I have a question about PCA. We obtain the eigenvectors and eigenvalues of the covariance matrix, why is it that we can use these eigenvectors to project the original data? Isn’t the covariance matrix yielding eigenvectors that are unrelated to the space containing the original data?

Also, I came up with this summary of PCA for myself, can anybody detect any mistakes in it? Thank you in advance!

An intuitive explanation to Principal Component Analysis

We collect samples and characterize them using a set of features. These characerized samples are our dataset and they are now existing in an N-dimensional space (i.e. the number of dimensions is equal to the number of features used to characterize each sample).

The motivation behind PCA is that we would like to reduce this multidimensional space in order to:

Remove features that don’t provide much information about why one sample is different from another sample

and/or

Allow a better visualization of the data

This reduction of the multidimensional space must be done in such a way that each sample can still be uniquely represented in the new reduced-space.

PCA is then a linear algebra trick that allows this reduction of the multi-dimensional space while still preserving a unique location for each sample. PCA achieves this trick by exploiting three things:

The fact that the covariance matrix calculated for the original multi-dimensional space is a square matrix and can thus yield eigenvectors that are orthogonal to each other, and thus never intersect (i.e. show zero correlation with each other).

The fact that eigenvectors from the covariance matrix conveniently cover the entire space of the original multidimensional space, while also conveniently being associated to an eigenvalue, which describes the spread (variance) of the data.

The fact that projecting data to a new axis (i.e. eigenvector) can reduce the dimensionality needed to represent the data.

So in summary:

We calculate the covariance matrix of our data

We obtain the eigenvectors and eigenvalues of the covariance matrix

We use the eigenvalues to sort the eigenvectors in descending order

We choose how many dimensions/eigenvectors we want to keep (e.g. based on how much variance is captured by the selected dimensions)

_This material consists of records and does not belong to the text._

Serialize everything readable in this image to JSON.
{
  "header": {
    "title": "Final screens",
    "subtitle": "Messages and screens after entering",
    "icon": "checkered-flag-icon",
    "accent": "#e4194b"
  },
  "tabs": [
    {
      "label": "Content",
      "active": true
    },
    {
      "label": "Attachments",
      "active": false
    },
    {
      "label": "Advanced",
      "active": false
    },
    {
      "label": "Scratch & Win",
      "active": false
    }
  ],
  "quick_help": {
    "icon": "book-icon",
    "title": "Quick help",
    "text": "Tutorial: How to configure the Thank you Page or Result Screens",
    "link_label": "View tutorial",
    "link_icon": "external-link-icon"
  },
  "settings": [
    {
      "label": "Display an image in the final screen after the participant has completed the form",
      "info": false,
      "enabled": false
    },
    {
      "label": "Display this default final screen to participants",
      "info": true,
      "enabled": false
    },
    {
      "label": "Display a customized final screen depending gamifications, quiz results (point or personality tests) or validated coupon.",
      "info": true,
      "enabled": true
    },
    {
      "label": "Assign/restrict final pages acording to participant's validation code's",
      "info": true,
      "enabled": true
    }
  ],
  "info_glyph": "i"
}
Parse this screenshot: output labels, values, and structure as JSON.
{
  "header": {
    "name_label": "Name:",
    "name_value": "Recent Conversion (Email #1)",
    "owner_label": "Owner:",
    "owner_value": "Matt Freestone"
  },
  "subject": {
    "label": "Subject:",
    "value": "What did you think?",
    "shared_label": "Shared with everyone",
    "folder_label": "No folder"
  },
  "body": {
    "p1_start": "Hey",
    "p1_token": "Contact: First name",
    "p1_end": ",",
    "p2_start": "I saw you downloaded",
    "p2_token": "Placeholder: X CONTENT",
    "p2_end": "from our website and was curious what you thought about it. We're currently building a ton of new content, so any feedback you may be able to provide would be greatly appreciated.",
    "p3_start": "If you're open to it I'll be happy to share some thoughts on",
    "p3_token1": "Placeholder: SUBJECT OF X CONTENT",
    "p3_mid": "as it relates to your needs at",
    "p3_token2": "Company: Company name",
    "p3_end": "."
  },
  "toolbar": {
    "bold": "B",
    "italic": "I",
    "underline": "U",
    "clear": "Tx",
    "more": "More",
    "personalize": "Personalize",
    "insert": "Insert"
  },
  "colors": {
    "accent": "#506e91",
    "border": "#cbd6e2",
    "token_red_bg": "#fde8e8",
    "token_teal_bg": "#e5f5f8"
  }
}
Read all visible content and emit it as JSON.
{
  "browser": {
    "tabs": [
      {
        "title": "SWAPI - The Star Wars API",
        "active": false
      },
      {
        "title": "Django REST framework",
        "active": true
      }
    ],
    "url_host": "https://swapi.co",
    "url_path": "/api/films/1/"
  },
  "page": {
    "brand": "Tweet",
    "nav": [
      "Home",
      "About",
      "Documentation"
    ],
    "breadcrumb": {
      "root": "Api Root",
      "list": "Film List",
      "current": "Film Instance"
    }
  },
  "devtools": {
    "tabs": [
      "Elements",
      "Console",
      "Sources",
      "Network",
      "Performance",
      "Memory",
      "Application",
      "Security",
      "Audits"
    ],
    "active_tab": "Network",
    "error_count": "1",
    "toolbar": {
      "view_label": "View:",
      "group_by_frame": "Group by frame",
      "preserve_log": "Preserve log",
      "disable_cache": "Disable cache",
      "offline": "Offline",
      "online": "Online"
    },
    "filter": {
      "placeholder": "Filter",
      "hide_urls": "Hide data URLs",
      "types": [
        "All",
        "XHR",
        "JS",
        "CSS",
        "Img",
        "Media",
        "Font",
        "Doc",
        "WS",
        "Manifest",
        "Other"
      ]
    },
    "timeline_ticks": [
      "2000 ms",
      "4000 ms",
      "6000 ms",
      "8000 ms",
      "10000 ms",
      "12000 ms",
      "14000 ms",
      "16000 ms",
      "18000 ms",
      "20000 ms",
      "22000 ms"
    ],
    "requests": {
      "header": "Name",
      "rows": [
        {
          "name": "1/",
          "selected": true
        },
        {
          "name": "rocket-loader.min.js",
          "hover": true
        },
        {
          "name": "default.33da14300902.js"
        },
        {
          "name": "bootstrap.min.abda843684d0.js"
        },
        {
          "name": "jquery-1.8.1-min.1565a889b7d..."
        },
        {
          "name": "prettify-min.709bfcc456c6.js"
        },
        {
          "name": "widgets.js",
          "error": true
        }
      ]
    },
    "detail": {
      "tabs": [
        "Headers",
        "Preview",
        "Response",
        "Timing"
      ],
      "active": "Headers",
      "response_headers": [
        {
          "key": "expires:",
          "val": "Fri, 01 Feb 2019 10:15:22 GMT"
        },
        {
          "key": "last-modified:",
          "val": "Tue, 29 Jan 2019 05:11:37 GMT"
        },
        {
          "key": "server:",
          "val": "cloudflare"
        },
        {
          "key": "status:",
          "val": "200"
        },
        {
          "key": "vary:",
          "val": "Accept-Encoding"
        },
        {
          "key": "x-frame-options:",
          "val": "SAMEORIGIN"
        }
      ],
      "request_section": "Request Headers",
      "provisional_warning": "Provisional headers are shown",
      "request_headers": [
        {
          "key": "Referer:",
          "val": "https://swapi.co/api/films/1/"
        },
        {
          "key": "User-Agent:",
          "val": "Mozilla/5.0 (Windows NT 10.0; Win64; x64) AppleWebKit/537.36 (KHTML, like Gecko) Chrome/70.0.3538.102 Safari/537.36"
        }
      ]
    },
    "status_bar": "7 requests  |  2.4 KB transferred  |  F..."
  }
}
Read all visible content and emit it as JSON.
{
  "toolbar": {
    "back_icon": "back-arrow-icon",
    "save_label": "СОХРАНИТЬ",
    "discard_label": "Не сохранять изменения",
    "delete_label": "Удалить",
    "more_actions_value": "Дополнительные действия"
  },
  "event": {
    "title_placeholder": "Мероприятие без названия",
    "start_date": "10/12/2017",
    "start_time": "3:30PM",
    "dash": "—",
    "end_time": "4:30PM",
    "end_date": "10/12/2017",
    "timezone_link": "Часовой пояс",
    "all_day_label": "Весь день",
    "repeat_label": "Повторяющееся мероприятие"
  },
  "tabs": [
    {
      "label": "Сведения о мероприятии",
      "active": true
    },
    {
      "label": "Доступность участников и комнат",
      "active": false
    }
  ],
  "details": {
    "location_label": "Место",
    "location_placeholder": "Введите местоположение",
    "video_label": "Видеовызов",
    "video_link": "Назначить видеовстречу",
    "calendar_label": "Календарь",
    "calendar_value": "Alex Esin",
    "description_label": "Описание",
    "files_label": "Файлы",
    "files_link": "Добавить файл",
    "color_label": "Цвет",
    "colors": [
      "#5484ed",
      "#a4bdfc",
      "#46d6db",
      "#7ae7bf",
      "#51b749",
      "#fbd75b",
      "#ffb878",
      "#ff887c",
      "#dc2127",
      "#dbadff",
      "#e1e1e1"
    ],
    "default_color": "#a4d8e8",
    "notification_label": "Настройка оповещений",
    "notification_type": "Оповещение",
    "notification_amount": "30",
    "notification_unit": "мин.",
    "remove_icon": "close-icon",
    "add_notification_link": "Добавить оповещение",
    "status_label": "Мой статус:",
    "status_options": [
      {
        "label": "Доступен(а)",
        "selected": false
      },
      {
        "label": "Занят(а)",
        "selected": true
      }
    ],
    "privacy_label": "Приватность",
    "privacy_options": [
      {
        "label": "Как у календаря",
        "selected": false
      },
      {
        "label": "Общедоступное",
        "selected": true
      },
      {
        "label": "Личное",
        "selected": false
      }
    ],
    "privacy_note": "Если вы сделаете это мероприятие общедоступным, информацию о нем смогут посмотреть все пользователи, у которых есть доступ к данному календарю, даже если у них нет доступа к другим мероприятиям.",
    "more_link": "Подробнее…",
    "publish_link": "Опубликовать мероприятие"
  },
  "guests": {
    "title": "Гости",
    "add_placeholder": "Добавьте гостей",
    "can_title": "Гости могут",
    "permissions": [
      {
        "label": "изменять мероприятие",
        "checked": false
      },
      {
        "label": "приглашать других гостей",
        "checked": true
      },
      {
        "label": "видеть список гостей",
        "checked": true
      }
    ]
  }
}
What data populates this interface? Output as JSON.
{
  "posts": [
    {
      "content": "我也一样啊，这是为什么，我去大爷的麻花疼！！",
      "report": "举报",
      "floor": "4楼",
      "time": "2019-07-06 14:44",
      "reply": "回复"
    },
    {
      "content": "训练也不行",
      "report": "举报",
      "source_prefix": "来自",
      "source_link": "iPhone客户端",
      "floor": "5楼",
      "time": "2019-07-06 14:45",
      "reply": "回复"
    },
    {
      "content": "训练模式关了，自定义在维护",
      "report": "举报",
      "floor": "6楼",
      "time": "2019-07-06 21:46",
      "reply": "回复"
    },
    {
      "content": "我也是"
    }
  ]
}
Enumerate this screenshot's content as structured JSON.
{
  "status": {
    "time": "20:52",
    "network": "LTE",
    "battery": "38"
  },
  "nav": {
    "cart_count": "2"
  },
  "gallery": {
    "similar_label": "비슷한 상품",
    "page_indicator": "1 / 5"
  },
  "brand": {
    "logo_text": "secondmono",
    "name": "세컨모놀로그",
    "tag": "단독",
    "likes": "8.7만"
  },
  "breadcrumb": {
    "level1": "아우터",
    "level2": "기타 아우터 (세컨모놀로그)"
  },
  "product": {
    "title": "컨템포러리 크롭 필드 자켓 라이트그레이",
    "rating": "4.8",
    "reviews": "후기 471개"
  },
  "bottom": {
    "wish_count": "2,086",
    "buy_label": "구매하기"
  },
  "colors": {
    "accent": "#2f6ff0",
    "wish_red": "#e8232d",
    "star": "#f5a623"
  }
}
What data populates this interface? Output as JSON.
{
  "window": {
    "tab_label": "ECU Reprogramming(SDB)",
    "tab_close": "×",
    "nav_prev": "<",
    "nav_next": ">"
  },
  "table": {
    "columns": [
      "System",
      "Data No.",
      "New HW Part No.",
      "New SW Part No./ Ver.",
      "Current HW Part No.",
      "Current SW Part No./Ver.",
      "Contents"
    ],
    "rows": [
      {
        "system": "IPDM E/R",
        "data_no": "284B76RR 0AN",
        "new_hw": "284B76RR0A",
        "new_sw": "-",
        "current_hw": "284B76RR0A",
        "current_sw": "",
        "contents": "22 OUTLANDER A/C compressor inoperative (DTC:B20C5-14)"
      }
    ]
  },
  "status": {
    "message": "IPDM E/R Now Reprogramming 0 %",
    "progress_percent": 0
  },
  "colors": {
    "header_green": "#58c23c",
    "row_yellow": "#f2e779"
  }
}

We project the original data to the selected eigenvectors

The eigenvectors of the covariance matrix show directions in the original feature space, and since the covariance matrix is symmetric, these directions are orthogonal. This orthogonality helps us capture the most variance when projecting the data and still keeping each sample’s unique representation.

Your summary is great! You can also mention that the eigenvalues tell us how much variance each eigenvector captures and this helps us decide how many dimensions to keep.

Hope that helps! Let me know if you have any questions.

Your summary of PCA is excellent, and you’ve accurately captured the key steps and motivations behind the technique.

Regarding your question about eigenvectors, you’re right to wonder how eigenvectors of the covariance matrix relate to the original data. Here’s the crucial insight:

Eigenvectors of the covariance matrix are orthogonal directions of maximum variance in the original data space.

To see why, recall that the covariance matrix Σ is defined as:

Σ = E[(X - μ)(X - μ)ᵀ]

where X is the data matrix, μ is the mean vector, and E[.] denotes the expected value.

The eigenvectors of Σ represent directions in which the data varies most. Specifically:

The first eigenvector corresponds to the direction of maximum variance in the data.

The second eigenvector corresponds to the direction of maximum variance orthogonal to the first eigenvector.

And so on.

These eigenvectors are orthogonal because the covariance matrix is symmetric (Σ = Σᵀ), which ensures that its eigenvectors are orthogonal.

Now, when you project the original data onto these eigenvectors, you’re essentially:

Rotating the data to align with the directions of maximum variance.

Scaling the data along these directions according to the corresponding eigenvalues.

This rotation and scaling preserve the essential information in the data, while reducing the dimensionality.

I hope this explanation has clarified your doubts. Should you have any further questions or require additional clarification, please do not hesitate to ask.

Thanks for the insight, after thinking about it again I realized that the covariance matrix has the same amount of columns as the original data, which means that they both “exist” in a space that has the same number of dimensions. This allowed me to realize that defining eigenvectors in the covariance matrix also allows describing every point in the space of the original data. In short, the original data and the covariance matrix have the same number of dimensions and thus share the same multidimensional space.